> Available data
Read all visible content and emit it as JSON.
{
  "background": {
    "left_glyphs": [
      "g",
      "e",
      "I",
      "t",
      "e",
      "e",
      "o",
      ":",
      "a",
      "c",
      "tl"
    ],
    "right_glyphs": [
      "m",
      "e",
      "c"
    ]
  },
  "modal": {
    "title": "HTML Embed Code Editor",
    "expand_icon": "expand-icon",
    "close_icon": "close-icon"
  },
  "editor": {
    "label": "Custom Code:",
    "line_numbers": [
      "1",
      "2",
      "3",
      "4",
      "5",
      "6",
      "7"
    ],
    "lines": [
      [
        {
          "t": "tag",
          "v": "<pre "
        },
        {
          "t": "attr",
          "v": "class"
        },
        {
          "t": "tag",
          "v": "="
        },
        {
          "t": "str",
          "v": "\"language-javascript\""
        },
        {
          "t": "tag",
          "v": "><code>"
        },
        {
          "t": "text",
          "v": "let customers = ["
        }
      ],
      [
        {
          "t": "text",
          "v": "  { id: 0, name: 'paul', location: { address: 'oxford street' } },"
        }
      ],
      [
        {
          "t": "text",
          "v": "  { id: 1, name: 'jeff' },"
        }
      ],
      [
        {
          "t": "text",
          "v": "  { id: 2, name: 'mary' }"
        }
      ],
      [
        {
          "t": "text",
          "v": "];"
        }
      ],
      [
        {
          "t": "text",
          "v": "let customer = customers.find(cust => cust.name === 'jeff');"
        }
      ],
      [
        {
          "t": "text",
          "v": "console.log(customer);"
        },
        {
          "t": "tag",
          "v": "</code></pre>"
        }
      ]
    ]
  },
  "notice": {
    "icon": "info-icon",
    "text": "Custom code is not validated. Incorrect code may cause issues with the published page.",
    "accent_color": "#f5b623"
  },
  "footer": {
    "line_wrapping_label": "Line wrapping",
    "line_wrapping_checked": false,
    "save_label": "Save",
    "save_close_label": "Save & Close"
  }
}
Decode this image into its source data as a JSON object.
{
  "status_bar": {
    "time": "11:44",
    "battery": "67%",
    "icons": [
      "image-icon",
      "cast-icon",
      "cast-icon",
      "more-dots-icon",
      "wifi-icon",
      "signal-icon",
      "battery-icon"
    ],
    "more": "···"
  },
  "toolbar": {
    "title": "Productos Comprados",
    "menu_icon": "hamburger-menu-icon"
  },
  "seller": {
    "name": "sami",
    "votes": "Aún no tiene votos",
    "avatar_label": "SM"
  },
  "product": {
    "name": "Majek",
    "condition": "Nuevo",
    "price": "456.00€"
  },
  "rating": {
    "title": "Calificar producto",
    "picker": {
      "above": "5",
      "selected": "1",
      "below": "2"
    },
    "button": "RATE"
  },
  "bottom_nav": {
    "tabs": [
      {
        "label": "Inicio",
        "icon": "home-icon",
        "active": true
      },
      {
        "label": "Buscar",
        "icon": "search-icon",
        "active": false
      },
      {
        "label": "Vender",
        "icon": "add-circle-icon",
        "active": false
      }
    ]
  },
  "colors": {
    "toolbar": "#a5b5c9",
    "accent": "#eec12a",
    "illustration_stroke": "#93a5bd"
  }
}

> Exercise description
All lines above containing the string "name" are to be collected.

> Expected output
          "v": "  { id: 0, name: 'paul', location: { address: 'oxford street' } },"
          "v": "  { id: 1, name: 'jeff' },"
          "v": "  { id: 2, name: 'mary' }"
          "v": "let customer = customers.find(cust => cust.name === 'jeff');"
    "name": "sami",
    "name": "Majek",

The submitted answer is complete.